**Problem details**:
In the entries that follow, which lines hold the string "text"? List them.
[Data provided]
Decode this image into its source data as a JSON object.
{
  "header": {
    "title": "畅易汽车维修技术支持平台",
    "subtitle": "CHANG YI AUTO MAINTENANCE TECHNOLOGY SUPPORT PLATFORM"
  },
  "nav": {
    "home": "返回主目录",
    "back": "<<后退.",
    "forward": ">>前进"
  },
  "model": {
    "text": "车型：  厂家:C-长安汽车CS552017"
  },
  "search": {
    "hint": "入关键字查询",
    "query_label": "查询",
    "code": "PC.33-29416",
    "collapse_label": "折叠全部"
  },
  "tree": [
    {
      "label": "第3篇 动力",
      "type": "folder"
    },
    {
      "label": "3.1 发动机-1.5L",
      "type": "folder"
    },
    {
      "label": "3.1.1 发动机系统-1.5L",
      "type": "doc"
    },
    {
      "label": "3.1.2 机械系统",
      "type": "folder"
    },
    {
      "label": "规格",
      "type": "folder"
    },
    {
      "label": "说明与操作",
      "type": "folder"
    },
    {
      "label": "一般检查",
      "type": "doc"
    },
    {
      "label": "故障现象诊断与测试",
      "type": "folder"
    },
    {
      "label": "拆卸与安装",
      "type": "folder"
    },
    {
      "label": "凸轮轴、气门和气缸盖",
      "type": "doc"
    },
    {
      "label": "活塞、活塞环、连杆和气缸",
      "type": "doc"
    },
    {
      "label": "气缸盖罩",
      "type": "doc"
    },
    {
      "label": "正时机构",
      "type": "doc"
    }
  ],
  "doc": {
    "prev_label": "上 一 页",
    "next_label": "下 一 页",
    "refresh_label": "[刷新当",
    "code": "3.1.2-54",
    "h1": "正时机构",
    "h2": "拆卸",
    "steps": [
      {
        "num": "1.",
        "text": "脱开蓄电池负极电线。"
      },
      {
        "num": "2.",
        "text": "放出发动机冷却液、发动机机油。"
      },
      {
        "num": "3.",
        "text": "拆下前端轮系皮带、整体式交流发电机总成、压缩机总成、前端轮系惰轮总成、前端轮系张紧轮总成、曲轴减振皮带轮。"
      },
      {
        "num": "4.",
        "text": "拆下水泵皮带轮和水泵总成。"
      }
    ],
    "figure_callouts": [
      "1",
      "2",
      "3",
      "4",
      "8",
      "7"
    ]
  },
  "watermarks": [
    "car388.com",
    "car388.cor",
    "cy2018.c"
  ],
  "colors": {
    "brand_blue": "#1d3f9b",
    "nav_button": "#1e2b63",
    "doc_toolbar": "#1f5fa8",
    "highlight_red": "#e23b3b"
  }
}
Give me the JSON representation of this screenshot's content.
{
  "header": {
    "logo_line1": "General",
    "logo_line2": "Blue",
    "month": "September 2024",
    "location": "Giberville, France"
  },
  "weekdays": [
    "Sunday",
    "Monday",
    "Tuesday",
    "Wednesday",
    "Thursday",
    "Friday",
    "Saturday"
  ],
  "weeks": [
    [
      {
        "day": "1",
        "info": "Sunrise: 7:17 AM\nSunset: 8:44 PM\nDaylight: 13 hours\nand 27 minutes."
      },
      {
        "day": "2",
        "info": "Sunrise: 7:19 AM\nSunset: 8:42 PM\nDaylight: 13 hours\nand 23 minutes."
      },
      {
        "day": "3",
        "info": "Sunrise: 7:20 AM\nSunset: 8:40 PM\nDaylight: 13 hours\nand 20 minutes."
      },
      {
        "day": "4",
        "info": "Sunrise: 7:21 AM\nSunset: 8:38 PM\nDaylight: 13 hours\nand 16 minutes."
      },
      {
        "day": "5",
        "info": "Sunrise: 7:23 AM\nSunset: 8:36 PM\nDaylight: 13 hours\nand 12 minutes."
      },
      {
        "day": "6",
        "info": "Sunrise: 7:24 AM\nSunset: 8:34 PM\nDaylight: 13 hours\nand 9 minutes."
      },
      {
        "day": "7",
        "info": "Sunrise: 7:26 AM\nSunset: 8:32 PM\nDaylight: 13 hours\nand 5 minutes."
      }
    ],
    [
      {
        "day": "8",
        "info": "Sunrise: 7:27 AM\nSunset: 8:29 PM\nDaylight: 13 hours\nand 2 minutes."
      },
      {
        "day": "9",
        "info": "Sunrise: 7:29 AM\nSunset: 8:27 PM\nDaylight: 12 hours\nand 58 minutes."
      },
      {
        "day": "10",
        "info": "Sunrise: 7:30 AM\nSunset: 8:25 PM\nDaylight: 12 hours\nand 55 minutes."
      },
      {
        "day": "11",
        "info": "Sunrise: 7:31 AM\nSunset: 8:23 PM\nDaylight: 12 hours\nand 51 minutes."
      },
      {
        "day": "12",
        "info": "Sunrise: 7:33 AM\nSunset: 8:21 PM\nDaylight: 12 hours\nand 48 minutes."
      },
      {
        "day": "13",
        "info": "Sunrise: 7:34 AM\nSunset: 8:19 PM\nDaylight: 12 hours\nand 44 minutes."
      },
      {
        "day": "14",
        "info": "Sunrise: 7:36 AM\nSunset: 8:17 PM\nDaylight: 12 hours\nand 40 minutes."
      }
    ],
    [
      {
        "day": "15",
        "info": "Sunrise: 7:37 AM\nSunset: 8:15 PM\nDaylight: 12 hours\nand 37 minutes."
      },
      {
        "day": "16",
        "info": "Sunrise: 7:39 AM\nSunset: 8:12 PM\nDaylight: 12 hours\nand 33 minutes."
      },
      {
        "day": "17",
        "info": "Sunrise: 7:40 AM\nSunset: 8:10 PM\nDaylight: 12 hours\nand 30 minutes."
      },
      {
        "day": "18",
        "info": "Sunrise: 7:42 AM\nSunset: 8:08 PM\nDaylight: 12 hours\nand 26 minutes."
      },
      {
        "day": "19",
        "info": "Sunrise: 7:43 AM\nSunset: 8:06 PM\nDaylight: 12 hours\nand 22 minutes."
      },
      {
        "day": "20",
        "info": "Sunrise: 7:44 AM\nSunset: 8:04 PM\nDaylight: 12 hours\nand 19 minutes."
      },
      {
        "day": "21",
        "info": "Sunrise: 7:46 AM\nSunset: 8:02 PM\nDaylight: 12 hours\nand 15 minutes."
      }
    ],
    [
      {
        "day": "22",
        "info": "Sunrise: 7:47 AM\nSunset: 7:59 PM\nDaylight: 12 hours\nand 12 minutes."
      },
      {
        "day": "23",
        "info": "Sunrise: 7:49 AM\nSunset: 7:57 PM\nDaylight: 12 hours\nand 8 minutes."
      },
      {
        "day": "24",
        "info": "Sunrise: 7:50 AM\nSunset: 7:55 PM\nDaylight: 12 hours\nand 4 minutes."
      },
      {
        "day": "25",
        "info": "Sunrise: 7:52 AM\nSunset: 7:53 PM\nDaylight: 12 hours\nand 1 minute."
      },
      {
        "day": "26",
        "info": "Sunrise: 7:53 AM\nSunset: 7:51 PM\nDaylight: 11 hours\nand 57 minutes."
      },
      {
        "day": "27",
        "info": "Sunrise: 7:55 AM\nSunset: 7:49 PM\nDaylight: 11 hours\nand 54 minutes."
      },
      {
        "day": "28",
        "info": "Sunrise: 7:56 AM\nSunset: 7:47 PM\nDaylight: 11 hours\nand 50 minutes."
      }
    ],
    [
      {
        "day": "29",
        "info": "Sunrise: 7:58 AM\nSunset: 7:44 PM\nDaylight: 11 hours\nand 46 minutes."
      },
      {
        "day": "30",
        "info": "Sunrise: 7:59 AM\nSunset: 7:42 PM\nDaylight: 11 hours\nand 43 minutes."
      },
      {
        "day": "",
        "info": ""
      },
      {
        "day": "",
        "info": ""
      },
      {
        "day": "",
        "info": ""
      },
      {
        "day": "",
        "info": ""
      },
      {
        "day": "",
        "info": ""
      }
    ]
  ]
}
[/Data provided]
**Task response**:
    "text": "车型：  厂家:C-长安汽车CS552017"
        "text": "脱开蓄电池负极电线。"
        "text": "放出发动机冷却液、发动机机油。"
        "text": "拆下前端轮系皮带、整体式交流发电机总成、压缩机总成、前端轮系惰轮总成、前端轮系张紧轮总成、曲轴减振皮带轮。"
        "text": "拆下水泵皮带轮和水泵总成。"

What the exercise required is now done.